# [WORK INSTRUCTIONS]
In the records below, find the line that contains "Decode this image" and repeat it, along with each line after it, exactly as written.

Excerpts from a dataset
■ ■ ■ ■ ■
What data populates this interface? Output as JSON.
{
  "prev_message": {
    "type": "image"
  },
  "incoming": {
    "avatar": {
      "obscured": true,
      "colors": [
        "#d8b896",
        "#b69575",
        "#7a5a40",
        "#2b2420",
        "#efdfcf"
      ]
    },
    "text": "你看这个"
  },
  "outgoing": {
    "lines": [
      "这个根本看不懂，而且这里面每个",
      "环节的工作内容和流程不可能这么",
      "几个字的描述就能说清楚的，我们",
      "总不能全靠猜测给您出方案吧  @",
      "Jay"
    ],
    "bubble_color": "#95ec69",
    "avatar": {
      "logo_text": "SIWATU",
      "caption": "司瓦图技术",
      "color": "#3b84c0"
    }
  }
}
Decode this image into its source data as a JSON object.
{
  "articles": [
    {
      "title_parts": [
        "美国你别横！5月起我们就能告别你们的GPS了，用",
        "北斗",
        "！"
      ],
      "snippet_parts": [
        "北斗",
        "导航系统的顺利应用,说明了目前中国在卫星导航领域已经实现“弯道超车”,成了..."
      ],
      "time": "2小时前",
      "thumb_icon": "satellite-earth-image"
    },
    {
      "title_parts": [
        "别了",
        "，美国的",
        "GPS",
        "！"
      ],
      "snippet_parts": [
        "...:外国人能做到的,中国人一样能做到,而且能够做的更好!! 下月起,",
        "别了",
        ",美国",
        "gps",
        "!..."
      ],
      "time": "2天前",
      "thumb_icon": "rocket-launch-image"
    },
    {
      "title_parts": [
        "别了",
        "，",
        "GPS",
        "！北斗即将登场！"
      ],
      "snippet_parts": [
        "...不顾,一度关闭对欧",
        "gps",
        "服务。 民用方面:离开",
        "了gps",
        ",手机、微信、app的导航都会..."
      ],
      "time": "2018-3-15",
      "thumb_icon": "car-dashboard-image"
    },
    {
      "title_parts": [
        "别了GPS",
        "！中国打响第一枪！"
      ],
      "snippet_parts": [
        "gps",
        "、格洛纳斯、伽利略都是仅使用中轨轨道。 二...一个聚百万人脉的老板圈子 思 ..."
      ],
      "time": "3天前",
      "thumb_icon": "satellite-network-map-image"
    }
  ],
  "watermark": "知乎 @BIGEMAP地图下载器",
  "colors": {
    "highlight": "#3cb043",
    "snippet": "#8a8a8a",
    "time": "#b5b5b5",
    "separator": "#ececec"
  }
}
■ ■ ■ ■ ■
# [RESPONSE]
Decode this image into its source data as a JSON object.
{
  "articles": [
    {
      "title_parts": [
        "美国你别横！5月起我们就能告别你们的GPS了，用",
        "北斗",
        "！"
      ],
      "snippet_parts": [
        "北斗",
        "导航系统的顺利应用,说明了目前中国在卫星导航领域已经实现“弯道超车”,成了..."
      ],
      "time": "2小时前",
      "thumb_icon": "satellite-earth-image"
    },
    {
      "title_parts": [
        "别了",
        "，美国的",
        "GPS",
        "！"
      ],
      "snippet_parts": [
        "...:外国人能做到的,中国人一样能做到,而且能够做的更好!! 下月起,",
        "别了",
        ",美国",
        "gps",
        "!..."
      ],
      "time": "2天前",
      "thumb_icon": "rocket-launch-image"
    },
    {
      "title_parts": [
        "别了",
        "，",
        "GPS",
        "！北斗即将登场！"
      ],
      "snippet_parts": [
        "...不顾,一度关闭对欧",
        "gps",
        "服务。 民用方面:离开",
        "了gps",
        ",手机、微信、app的导航都会..."
      ],
      "time": "2018-3-15",
      "thumb_icon": "car-dashboard-image"
    },
    {
      "title_parts": [
        "别了GPS",
        "！中国打响第一枪！"
      ],
      "snippet_parts": [
        "gps",
        "、格洛纳斯、伽利略都是仅使用中轨轨道。 二...一个聚百万人脉的老板圈子 思 ..."
      ],
      "time": "3天前",
      "thumb_icon": "satellite-network-map-image"
    }
  ],
  "watermark": "知乎 @BIGEMAP地图下载器",
  "colors": {
    "highlight": "#3cb043",
    "snippet": "#8a8a8a",
    "time": "#b5b5b5",
    "separator": "#ececec"
  }
}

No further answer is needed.